WHAT THE TASK ASKS ▸ The records that follow are to be repeated exactly, with the pictures removed.

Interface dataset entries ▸
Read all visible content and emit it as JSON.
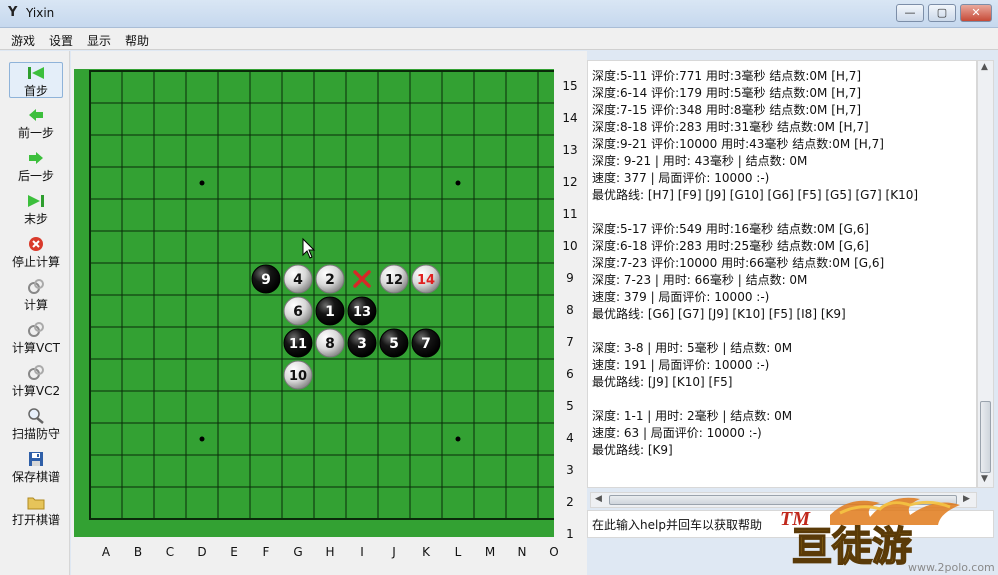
{
  "window": {
    "title": "Yixin",
    "app_icon": "Y",
    "minimize_glyph": "—",
    "maximize_glyph": "▢",
    "close_glyph": "✕"
  },
  "menu": [
    "游戏",
    "设置",
    "显示",
    "帮助"
  ],
  "toolbar": [
    {
      "label": "首步",
      "icon": "first-step-icon",
      "active": true
    },
    {
      "label": "前一步",
      "icon": "prev-step-icon"
    },
    {
      "label": "后一步",
      "icon": "next-step-icon"
    },
    {
      "label": "末步",
      "icon": "last-step-icon"
    },
    {
      "label": "停止计算",
      "icon": "stop-icon"
    },
    {
      "label": "计算",
      "icon": "compute-icon"
    },
    {
      "label": "计算VCT",
      "icon": "compute-vct-icon"
    },
    {
      "label": "计算VC2",
      "icon": "compute-vc2-icon"
    },
    {
      "label": "扫描防守",
      "icon": "scan-icon"
    },
    {
      "label": "保存棋谱",
      "icon": "save-icon"
    },
    {
      "label": "打开棋谱",
      "icon": "open-folder-icon"
    }
  ],
  "board": {
    "columns": [
      "A",
      "B",
      "C",
      "D",
      "E",
      "F",
      "G",
      "H",
      "I",
      "J",
      "K",
      "L",
      "M",
      "N",
      "O"
    ],
    "rows": [
      "15",
      "14",
      "13",
      "12",
      "11",
      "10",
      "9",
      "8",
      "7",
      "6",
      "5",
      "4",
      "3",
      "2",
      "1"
    ],
    "star_points": [
      "D12",
      "L12",
      "D4",
      "L4"
    ],
    "stones": [
      {
        "pos": "H8",
        "color": "black",
        "n": "1"
      },
      {
        "pos": "H9",
        "color": "white",
        "n": "2"
      },
      {
        "pos": "I7",
        "color": "black",
        "n": "3"
      },
      {
        "pos": "G9",
        "color": "white",
        "n": "4"
      },
      {
        "pos": "J7",
        "color": "black",
        "n": "5"
      },
      {
        "pos": "G8",
        "color": "white",
        "n": "6"
      },
      {
        "pos": "K7",
        "color": "black",
        "n": "7"
      },
      {
        "pos": "H7",
        "color": "white",
        "n": "8"
      },
      {
        "pos": "F9",
        "color": "black",
        "n": "9"
      },
      {
        "pos": "G6",
        "color": "white",
        "n": "10"
      },
      {
        "pos": "G7",
        "color": "black",
        "n": "11"
      },
      {
        "pos": "J9",
        "color": "white",
        "n": "12"
      },
      {
        "pos": "I8",
        "color": "black",
        "n": "13"
      },
      {
        "pos": "K9",
        "color": "white",
        "n": "14",
        "last": true
      }
    ],
    "marker": "I9",
    "colors": {
      "board": "#33a133",
      "line": "#0a2a0a",
      "last_move": "#e02020",
      "marker": "#d62828"
    }
  },
  "log": [
    "深度:5-11 评价:771 用时:3毫秒 结点数:0M [H,7]",
    "深度:6-14 评价:179 用时:5毫秒 结点数:0M [H,7]",
    "深度:7-15 评价:348 用时:8毫秒 结点数:0M [H,7]",
    "深度:8-18 评价:283 用时:31毫秒 结点数:0M [H,7]",
    "深度:9-21 评价:10000 用时:43毫秒 结点数:0M [H,7]",
    "深度: 9-21 | 用时: 43毫秒 | 结点数: 0M",
    "速度: 377 | 局面评价: 10000 :-)",
    "最优路线: [H7] [F9] [J9] [G10] [G6] [F5] [G5] [G7] [K10]",
    "",
    "深度:5-17 评价:549 用时:16毫秒 结点数:0M [G,6]",
    "深度:6-18 评价:283 用时:25毫秒 结点数:0M [G,6]",
    "深度:7-23 评价:10000 用时:66毫秒 结点数:0M [G,6]",
    "深度: 7-23 | 用时: 66毫秒 | 结点数: 0M",
    "速度: 379 | 局面评价: 10000 :-)",
    "最优路线: [G6] [G7] [J9] [K10] [F5] [I8] [K9]",
    "",
    "深度: 3-8 | 用时: 5毫秒 | 结点数: 0M",
    "速度: 191 | 局面评价: 10000 :-)",
    "最优路线: [J9] [K10] [F5]",
    "",
    "深度: 1-1 | 用时: 2毫秒 | 结点数: 0M",
    "速度: 63 | 局面评价: 10000 :-)",
    "最优路线: [K9]"
  ],
  "command_input": {
    "value": "在此输入help并回车以获取帮助"
  },
  "watermark": {
    "text": "亘徒游",
    "tm": "TM",
    "url": "www.2polo.com"
  }
}
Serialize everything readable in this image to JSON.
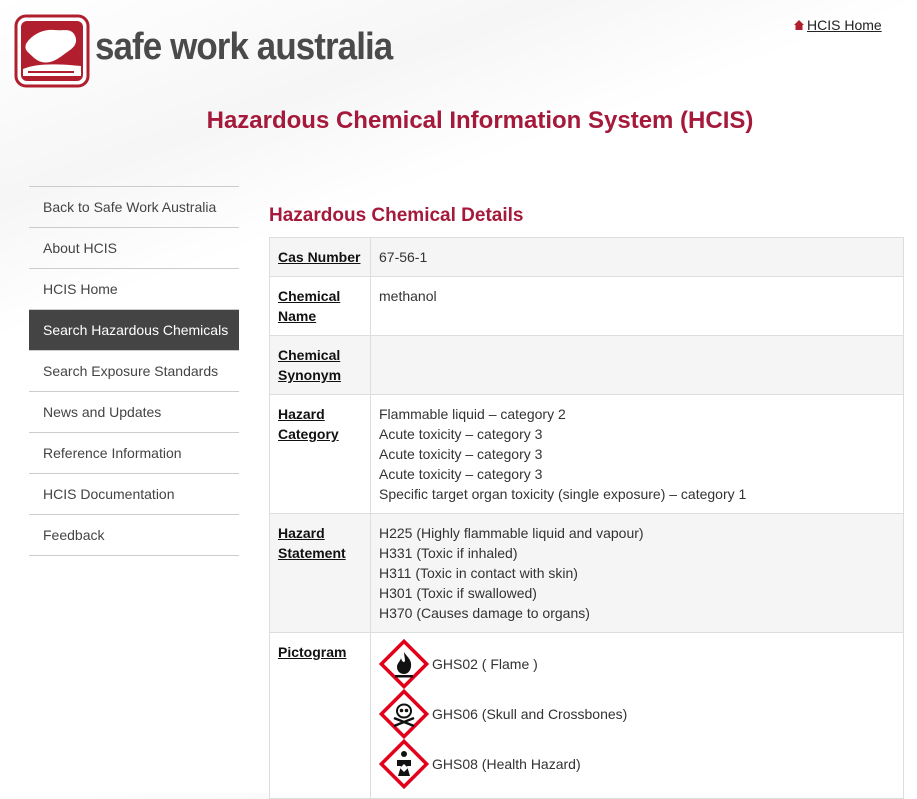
{
  "header": {
    "brand": "safe work australia",
    "home_link": "HCIS Home",
    "site_title": "Hazardous Chemical Information System (HCIS)"
  },
  "sidebar": {
    "items": [
      {
        "label": "Back to Safe Work Australia"
      },
      {
        "label": "About HCIS"
      },
      {
        "label": "HCIS Home"
      },
      {
        "label": "Search Hazardous Chemicals",
        "active": true
      },
      {
        "label": "Search Exposure Standards"
      },
      {
        "label": "News and Updates"
      },
      {
        "label": "Reference Information"
      },
      {
        "label": "HCIS Documentation"
      },
      {
        "label": "Feedback"
      }
    ]
  },
  "main": {
    "section_title": "Hazardous Chemical Details",
    "cas_label": "Cas Number",
    "cas_value": "67-56-1",
    "name_label_1": "Chemical",
    "name_label_2": "Name",
    "name_value": "methanol",
    "synonym_label_1": "Chemical",
    "synonym_label_2": "Synonym",
    "synonym_value": "",
    "category_label_1": "Hazard",
    "category_label_2": "Category",
    "categories": [
      "Flammable liquid – category 2",
      "Acute toxicity – category 3",
      "Acute toxicity – category 3",
      "Acute toxicity – category 3",
      "Specific target organ toxicity (single exposure) – category 1"
    ],
    "statement_label_1": "Hazard",
    "statement_label_2": "Statement",
    "statements": [
      "H225 (Highly flammable liquid and vapour)",
      "H331 (Toxic if inhaled)",
      "H311 (Toxic in contact with skin)",
      "H301 (Toxic if swallowed)",
      "H370 (Causes damage to organs)"
    ],
    "pictogram_label": "Pictogram",
    "pictograms": [
      {
        "label": "GHS02 ( Flame )",
        "icon": "flame-pictogram-icon"
      },
      {
        "label": "GHS06 (Skull and Crossbones)",
        "icon": "skull-crossbones-pictogram-icon"
      },
      {
        "label": "GHS08 (Health Hazard)",
        "icon": "health-hazard-pictogram-icon"
      }
    ]
  },
  "colors": {
    "accent": "#a5193b",
    "active_nav": "#444444"
  }
}
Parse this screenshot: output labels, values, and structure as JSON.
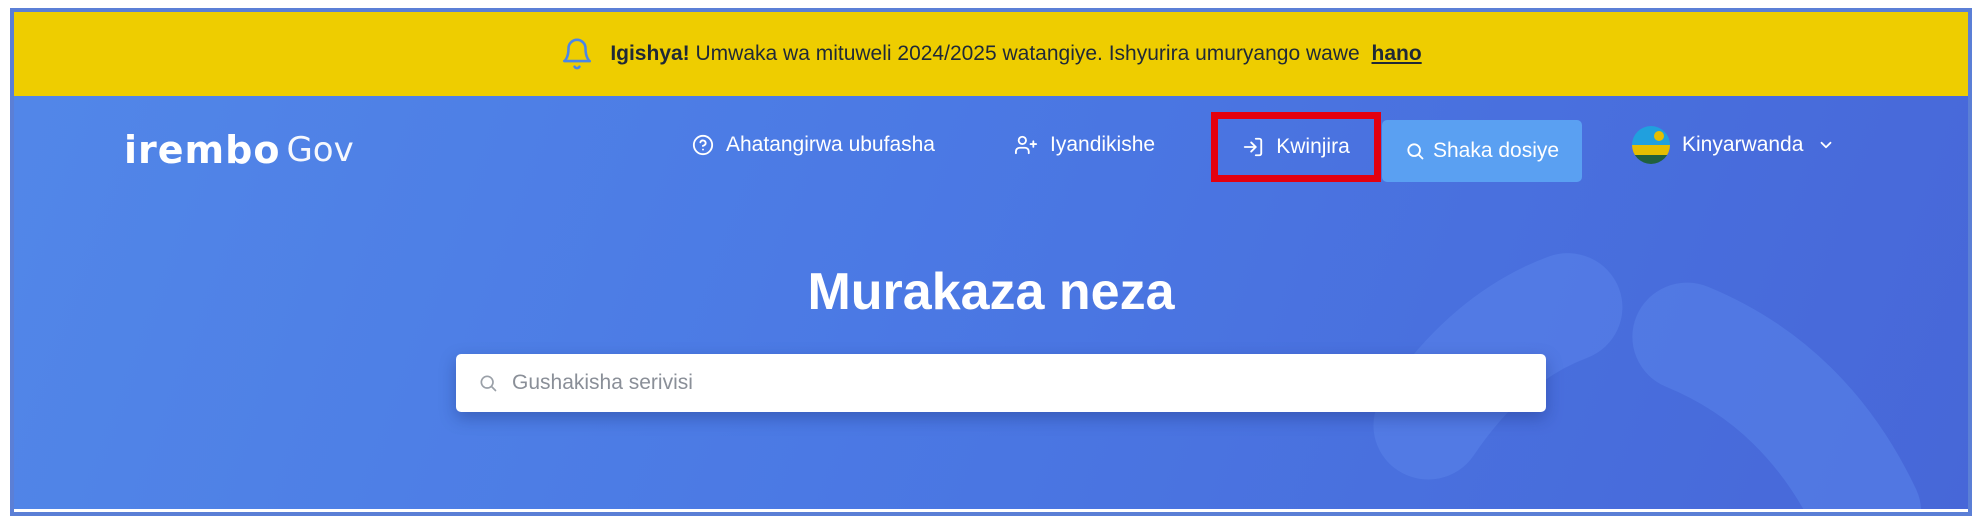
{
  "banner": {
    "icon": "bell-icon",
    "bold": "Igishya!",
    "message": "Umwaka wa mituweli 2024/2025 watangiye. Ishyurira umuryango wawe",
    "link": "hano",
    "background": "#eecd00"
  },
  "header": {
    "logo": {
      "wordmark": "irembo",
      "suffix": "Gov"
    },
    "nav": {
      "help": {
        "label": "Ahatangirwa ubufasha",
        "icon": "help-circle-icon"
      },
      "register": {
        "label": "Iyandikishe",
        "icon": "user-plus-icon"
      },
      "login": {
        "label": "Kwinjira",
        "icon": "login-icon"
      },
      "track": {
        "label": "Shaka dosiye",
        "icon": "search-icon"
      },
      "language": {
        "label": "Kinyarwanda",
        "icon": "rwanda-flag-icon"
      }
    }
  },
  "hero": {
    "title": "Murakaza neza",
    "search": {
      "placeholder": "Gushakisha serivisi",
      "value": ""
    }
  },
  "colors": {
    "brand_blue": "#4b79e4",
    "accent_button": "#5aa0f2",
    "highlight_box": "#e3000f"
  }
}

FINISHED TASK ▸
Read all visible content and emit it as JSON.
{
  "window": {
    "title": "Yixin",
    "app_icon": "Y",
    "minimize_glyph": "—",
    "maximize_glyph": "▢",
    "close_glyph": "✕"
  },
  "menu": [
    "游戏",
    "设置",
    "显示",
    "帮助"
  ],
  "toolbar": [
    {
      "label": "首步",
      "icon": "first-step-icon",
      "active": true
    },
    {
      "label": "前一步",
      "icon": "prev-step-icon"
    },
    {
      "label": "后一步",
      "icon": "next-step-icon"
    },
    {
      "label": "末步",
      "icon": "last-step-icon"
    },
    {
      "label": "停止计算",
      "icon": "stop-icon"
    },
    {
      "label": "计算",
      "icon": "compute-icon"
    },
    {
      "label": "计算VCT",
      "icon": "compute-vct-icon"
    },
    {
      "label": "计算VC2",
      "icon": "compute-vc2-icon"
    },
    {
      "label": "扫描防守",
      "icon": "scan-icon"
    },
    {
      "label": "保存棋谱",
      "icon": "save-icon"
    },
    {
      "label": "打开棋谱",
      "icon": "open-folder-icon"
    }
  ],
  "board": {
    "columns": [
      "A",
      "B",
      "C",
      "D",
      "E",
      "F",
      "G",
      "H",
      "I",
      "J",
      "K",
      "L",
      "M",
      "N",
      "O"
    ],
    "rows": [
      "15",
      "14",
      "13",
      "12",
      "11",
      "10",
      "9",
      "8",
      "7",
      "6",
      "5",
      "4",
      "3",
      "2",
      "1"
    ],
    "star_points": [
      "D12",
      "L12",
      "D4",
      "L4"
    ],
    "stones": [
      {
        "pos": "H8",
        "color": "black",
        "n": "1"
      },
      {
        "pos": "H9",
        "color": "white",
        "n": "2"
      },
      {
        "pos": "I7",
        "color": "black",
        "n": "3"
      },
      {
        "pos": "G9",
        "color": "white",
        "n": "4"
      },
      {
        "pos": "J7",
        "color": "black",
        "n": "5"
      },
      {
        "pos": "G8",
        "color": "white",
        "n": "6"
      },
      {
        "pos": "K7",
        "color": "black",
        "n": "7"
      },
      {
        "pos": "H7",
        "color": "white",
        "n": "8"
      },
      {
        "pos": "F9",
        "color": "black",
        "n": "9"
      },
      {
        "pos": "G6",
        "color": "white",
        "n": "10"
      },
      {
        "pos": "G7",
        "color": "black",
        "n": "11"
      },
      {
        "pos": "J9",
        "color": "white",
        "n": "12"
      },
      {
        "pos": "I8",
        "color": "black",
        "n": "13"
      },
      {
        "pos": "K9",
        "color": "white",
        "n": "14",
        "last": true
      }
    ],
    "marker": "I9",
    "colors": {
      "board": "#33a133",
      "line": "#0a2a0a",
      "last_move": "#e02020",
      "marker": "#d62828"
    }
  },
  "log": [
    "深度:5-11 评价:771 用时:3毫秒 结点数:0M [H,7]",
    "深度:6-14 评价:179 用时:5毫秒 结点数:0M [H,7]",
    "深度:7-15 评价:348 用时:8毫秒 结点数:0M [H,7]",
    "深度:8-18 评价:283 用时:31毫秒 结点数:0M [H,7]",
    "深度:9-21 评价:10000 用时:43毫秒 结点数:0M [H,7]",
    "深度: 9-21 | 用时: 43毫秒 | 结点数: 0M",
    "速度: 377 | 局面评价: 10000 :-)",
    "最优路线: [H7] [F9] [J9] [G10] [G6] [F5] [G5] [G7] [K10]",
    "",
    "深度:5-17 评价:549 用时:16毫秒 结点数:0M [G,6]",
    "深度:6-18 评价:283 用时:25毫秒 结点数:0M [G,6]",
    "深度:7-23 评价:10000 用时:66毫秒 结点数:0M [G,6]",
    "深度: 7-23 | 用时: 66毫秒 | 结点数: 0M",
    "速度: 379 | 局面评价: 10000 :-)",
    "最优路线: [G6] [G7] [J9] [K10] [F5] [I8] [K9]",
    "",
    "深度: 3-8 | 用时: 5毫秒 | 结点数: 0M",
    "速度: 191 | 局面评价: 10000 :-)",
    "最优路线: [J9] [K10] [F5]",
    "",
    "深度: 1-1 | 用时: 2毫秒 | 结点数: 0M",
    "速度: 63 | 局面评价: 10000 :-)",
    "最优路线: [K9]"
  ],
  "command_input": {
    "value": "在此输入help并回车以获取帮助"
  },
  "watermark": {
    "text": "亘徒游",
    "tm": "TM",
    "url": "www.2polo.com"
  }
}
Serialize everything readable in this image to JSON.
{
  "header": {
    "brand": "safe work australia",
    "home_link": "HCIS Home",
    "site_title": "Hazardous Chemical Information System (HCIS)"
  },
  "sidebar": {
    "items": [
      {
        "label": "Back to Safe Work Australia"
      },
      {
        "label": "About HCIS"
      },
      {
        "label": "HCIS Home"
      },
      {
        "label": "Search Hazardous Chemicals",
        "active": true
      },
      {
        "label": "Search Exposure Standards"
      },
      {
        "label": "News and Updates"
      },
      {
        "label": "Reference Information"
      },
      {
        "label": "HCIS Documentation"
      },
      {
        "label": "Feedback"
      }
    ]
  },
  "main": {
    "section_title": "Hazardous Chemical Details",
    "cas_label": "Cas Number",
    "cas_value": "67-56-1",
    "name_label_1": "Chemical",
    "name_label_2": "Name",
    "name_value": "methanol",
    "synonym_label_1": "Chemical",
    "synonym_label_2": "Synonym",
    "synonym_value": "",
    "category_label_1": "Hazard",
    "category_label_2": "Category",
    "categories": [
      "Flammable liquid – category 2",
      "Acute toxicity – category 3",
      "Acute toxicity – category 3",
      "Acute toxicity – category 3",
      "Specific target organ toxicity (single exposure) – category 1"
    ],
    "statement_label_1": "Hazard",
    "statement_label_2": "Statement",
    "statements": [
      "H225 (Highly flammable liquid and vapour)",
      "H331 (Toxic if inhaled)",
      "H311 (Toxic in contact with skin)",
      "H301 (Toxic if swallowed)",
      "H370 (Causes damage to organs)"
    ],
    "pictogram_label": "Pictogram",
    "pictograms": [
      {
        "label": "GHS02 ( Flame )",
        "icon": "flame-pictogram-icon"
      },
      {
        "label": "GHS06 (Skull and Crossbones)",
        "icon": "skull-crossbones-pictogram-icon"
      },
      {
        "label": "GHS08 (Health Hazard)",
        "icon": "health-hazard-pictogram-icon"
      }
    ]
  },
  "colors": {
    "accent": "#a5193b",
    "active_nav": "#444444"
  }
}
Parse this screenshot: output labels, values, and structure as JSON.
{
  "banner": {
    "icon": "bell-icon",
    "bold": "Igishya!",
    "message": "Umwaka wa mituweli 2024/2025 watangiye. Ishyurira umuryango wawe",
    "link": "hano",
    "background": "#eecd00"
  },
  "header": {
    "logo": {
      "wordmark": "irembo",
      "suffix": "Gov"
    },
    "nav": {
      "help": {
        "label": "Ahatangirwa ubufasha",
        "icon": "help-circle-icon"
      },
      "register": {
        "label": "Iyandikishe",
        "icon": "user-plus-icon"
      },
      "login": {
        "label": "Kwinjira",
        "icon": "login-icon"
      },
      "track": {
        "label": "Shaka dosiye",
        "icon": "search-icon"
      },
      "language": {
        "label": "Kinyarwanda",
        "icon": "rwanda-flag-icon"
      }
    }
  },
  "hero": {
    "title": "Murakaza neza",
    "search": {
      "placeholder": "Gushakisha serivisi",
      "value": ""
    }
  },
  "colors": {
    "brand_blue": "#4b79e4",
    "accent_button": "#5aa0f2",
    "highlight_box": "#e3000f"
  }
}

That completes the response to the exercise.